Hankey Bannister 12 Year Old – part of a Christmas care parcel from Lucasz over at the Edinburgh Whisky blog on behalf of Inver House. This is part of a range of blended whiskies that are now distributed by Inver House, although not all that easy to find in the UK, that stretch back to 1757, when Hankey Bannister & Co was founded in London to provide drinks to the locals. The 12 year old is the second in their range, with their Original sitting beneath it and 21 and 40 year olds above it. I’ve had a look and can’t find it easily available on the web in the UK (although TWE have the 40 year old available for £360 per bottle…), but it pops up abroad and in duty free from time to time. On the nose the 12 year old had acetone, pear drops, muddy smoke, apples, vanilla and a underlying meatiness. To taste it was quite delicate, starting with a quick burst of pine and moving through tannic dryness to fruity sweetness and a light creaminess. The finish was quite light and long with sweet wood and digestive biscuits. Water didn’t reduce the flavour very much and brought out more red fruit fruitiness and creaminess. It has the nose of a blend and is easy to drink like a blend but doesn’t have a heavy graininess like you get with some blends. Not stunning, but not bad.
anCnoc 16 Year old – anCnoc (with crazy capitalisation) is the brand name that is now being used by the Knockdhu distillery, also owned by Inver House, to distinguish it from similarly named Knockando. On the nose it has pink foam shrimps, refreshers and vanilla, with a slightly sweaty salty note behind the sweetness. To taste it was astringently woody with fizzy sherbert and woody vanilla leading to a sugary woody finish. It could take a good chunk of water bringing out sour Skittles, more creamy vanilla and a big sweet and sour fruitiness. I wasn’t a fan of this neat, but water brought out the some balancing sweet and sour fruit that I rather liked.
Anyways, welcome to the new year and here’s to twelve months of interesting imbibing.
Many thanks to Lucas and Inver House for my Christmas parcel. There were also a couple of Old Pulteney samples, but as I’ve written about those before and there’s a Twitter tasting coming up soon I’ve left them to one side for now.
BrewDog Euro Trash
Prototype golden ale/blonde beer, 4.1%. Not generally available.
Orkney Dark Island Special Reserve 2009
Orcadian dark ale, 10%. Not generally available.
Clynelish 14 Year Old
Highland single malt Scotch whisky, 46%. ~£30 from Master of Malt
Boisdales Mortlach 1991 (17 years old)

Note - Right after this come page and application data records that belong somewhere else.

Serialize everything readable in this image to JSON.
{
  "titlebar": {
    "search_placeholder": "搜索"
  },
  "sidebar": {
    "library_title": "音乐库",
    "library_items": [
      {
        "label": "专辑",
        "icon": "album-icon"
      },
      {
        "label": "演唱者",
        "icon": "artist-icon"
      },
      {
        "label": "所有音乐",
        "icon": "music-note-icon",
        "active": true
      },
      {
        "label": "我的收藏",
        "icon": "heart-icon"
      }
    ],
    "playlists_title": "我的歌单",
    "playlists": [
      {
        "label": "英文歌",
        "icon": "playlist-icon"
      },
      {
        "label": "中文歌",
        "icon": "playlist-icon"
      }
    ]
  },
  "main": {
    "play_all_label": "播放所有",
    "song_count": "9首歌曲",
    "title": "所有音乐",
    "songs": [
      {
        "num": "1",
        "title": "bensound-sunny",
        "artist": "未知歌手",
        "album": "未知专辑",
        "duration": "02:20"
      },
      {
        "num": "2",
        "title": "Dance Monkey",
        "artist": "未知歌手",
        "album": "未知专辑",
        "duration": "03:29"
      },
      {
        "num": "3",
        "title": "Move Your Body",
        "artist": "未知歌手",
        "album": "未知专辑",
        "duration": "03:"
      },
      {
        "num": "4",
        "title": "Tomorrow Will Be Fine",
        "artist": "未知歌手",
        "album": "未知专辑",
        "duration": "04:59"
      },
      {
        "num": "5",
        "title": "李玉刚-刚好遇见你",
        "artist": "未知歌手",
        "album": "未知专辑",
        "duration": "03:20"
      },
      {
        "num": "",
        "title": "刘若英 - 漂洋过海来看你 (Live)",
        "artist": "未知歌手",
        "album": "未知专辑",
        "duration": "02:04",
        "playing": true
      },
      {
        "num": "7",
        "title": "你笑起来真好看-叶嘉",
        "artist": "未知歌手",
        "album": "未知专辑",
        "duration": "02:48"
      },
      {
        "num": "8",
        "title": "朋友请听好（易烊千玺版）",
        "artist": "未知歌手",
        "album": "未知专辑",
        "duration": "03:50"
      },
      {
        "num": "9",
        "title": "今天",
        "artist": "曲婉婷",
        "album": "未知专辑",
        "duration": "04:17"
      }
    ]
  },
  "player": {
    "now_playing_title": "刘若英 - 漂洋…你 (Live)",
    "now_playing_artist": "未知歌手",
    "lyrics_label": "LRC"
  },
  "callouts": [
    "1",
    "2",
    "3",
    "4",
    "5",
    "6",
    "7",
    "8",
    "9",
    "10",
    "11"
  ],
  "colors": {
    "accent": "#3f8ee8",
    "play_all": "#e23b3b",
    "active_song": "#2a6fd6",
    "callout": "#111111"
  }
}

Speyside single cask single malt Scotch whisky, 46%. ~£37 from The Vintage House
Hankey Bannister 12 Year Old
Blended scotch whisky, 40%. ~£25 from Loch Fyne Whiskies
anCnoc 16 year old
Single malt Scotch whisky, 46%. ~£40 from Master of Malt